Equipment: Near flawless, with benchmark kit from Fox Racing Shox and Shimano.
Fox’s 32 Talas RLC air fork can be switched between three travel settings using a dial at the top of the left leg – 100, 120 or 140mm. The full 140mm of plush bounce was welcome on the downhills and swoopy, rocky singletrack but we found that the bike’s high front end made it essential to wind down the travel on the climbs – otherwise your weight is just too far back, you end up popping involuntary wheelies and it’s difficult to find traction.
This is fine if you’ve stopped for a breather, but annoying if you just want to go for a quick blast and don’t want to have to keep stopping to make adjustments, quick as the system is. There’s a lockout if you need to put some miles in on tarmac. The RP23 air shock is another classy piece of kit, with a smooth stroke and lots of tunability.
The Magura Louise brakes took a while to bed in but offered ample power when they did, while the Shimano XT drivetrain and shifters combine light weight with smooth, predictable changes. The DT Swiss X430 wheels looked good and stayed true.
Saddle choice is always a personal one, but the Fizik Gobi XM was a comfortable enough perch, while the forward-facing seat clamp was ideal for UK riding, reducing the chance of dirt getting inside the frame.
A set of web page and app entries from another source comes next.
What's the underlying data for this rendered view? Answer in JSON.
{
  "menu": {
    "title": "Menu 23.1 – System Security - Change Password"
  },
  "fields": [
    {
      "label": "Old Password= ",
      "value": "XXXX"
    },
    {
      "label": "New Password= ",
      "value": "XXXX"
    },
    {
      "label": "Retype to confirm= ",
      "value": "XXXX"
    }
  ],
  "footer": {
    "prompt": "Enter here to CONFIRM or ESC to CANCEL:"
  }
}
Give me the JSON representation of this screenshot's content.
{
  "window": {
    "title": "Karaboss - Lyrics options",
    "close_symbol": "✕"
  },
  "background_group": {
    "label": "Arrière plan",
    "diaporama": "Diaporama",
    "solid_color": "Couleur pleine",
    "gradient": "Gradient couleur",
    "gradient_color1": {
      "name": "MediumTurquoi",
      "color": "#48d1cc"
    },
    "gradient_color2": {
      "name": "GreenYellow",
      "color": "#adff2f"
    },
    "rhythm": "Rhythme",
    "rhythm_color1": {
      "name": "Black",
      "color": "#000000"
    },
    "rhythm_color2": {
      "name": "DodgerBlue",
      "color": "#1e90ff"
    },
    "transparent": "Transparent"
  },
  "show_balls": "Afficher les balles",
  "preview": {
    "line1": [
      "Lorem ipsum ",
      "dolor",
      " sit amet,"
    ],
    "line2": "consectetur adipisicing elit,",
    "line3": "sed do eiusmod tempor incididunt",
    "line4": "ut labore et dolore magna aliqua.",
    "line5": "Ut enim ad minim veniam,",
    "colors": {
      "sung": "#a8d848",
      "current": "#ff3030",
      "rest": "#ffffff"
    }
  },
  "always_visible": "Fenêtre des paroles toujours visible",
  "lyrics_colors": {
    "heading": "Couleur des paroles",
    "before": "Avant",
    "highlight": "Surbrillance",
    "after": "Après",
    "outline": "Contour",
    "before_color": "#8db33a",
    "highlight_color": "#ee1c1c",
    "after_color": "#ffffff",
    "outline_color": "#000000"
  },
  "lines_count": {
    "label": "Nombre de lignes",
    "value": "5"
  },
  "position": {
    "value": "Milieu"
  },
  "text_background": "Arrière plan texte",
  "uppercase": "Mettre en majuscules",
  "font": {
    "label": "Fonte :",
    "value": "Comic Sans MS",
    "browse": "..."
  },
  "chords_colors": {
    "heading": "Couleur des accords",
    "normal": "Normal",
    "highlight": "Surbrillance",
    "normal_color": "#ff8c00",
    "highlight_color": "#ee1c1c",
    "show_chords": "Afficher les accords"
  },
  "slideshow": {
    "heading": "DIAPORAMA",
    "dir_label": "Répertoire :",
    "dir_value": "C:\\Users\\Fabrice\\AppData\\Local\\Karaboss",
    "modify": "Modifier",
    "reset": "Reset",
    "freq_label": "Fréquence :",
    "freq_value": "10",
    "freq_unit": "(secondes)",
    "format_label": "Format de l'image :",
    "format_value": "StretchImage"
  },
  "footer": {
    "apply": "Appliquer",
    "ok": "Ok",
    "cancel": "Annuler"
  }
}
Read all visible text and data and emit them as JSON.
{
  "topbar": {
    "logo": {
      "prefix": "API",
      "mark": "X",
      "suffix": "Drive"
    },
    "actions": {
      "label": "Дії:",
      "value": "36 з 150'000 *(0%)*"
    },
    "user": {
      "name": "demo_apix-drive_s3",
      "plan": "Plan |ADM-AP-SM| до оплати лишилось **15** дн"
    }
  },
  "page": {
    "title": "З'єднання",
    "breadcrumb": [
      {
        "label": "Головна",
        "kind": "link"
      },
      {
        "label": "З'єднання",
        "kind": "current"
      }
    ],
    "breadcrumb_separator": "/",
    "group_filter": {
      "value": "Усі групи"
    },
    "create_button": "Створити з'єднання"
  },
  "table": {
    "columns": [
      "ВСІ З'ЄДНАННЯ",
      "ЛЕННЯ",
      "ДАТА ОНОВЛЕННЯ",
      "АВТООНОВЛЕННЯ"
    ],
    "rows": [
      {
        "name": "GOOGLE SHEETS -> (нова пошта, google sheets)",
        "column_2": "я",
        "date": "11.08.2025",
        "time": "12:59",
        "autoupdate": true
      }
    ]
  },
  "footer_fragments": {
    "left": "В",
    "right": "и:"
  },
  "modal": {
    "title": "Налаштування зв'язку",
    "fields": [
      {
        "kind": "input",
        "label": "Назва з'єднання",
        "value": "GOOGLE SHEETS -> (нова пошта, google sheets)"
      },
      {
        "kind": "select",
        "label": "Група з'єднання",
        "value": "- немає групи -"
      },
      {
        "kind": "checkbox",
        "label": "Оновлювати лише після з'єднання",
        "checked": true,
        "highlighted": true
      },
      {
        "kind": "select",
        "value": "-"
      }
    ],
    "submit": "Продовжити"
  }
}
The seat clamp on our test bike was a crude nut and bolt arrangement which was difficult to tighten and prone to seatpost slippage, but production bikes will come with an own-brand quick-release.
The only piece of kit we felt compelled to change was the stem – at 120mm on our large (19in) frame, it was just too long for a bike designed to be ridden hard, placing your weight too far over the front – helpful on the climbs, scary on the descents – and spoiling the balance of the bike. We swapped it for a 100mm one and the cockpit felt better instantly. The FSA bars are a good width.
The Schwalbe Nobby NIC 2.25 Evolution tyres are fast rolling and grippier than they look in the mud, but didn't fare well on the wet rocks of our test rides.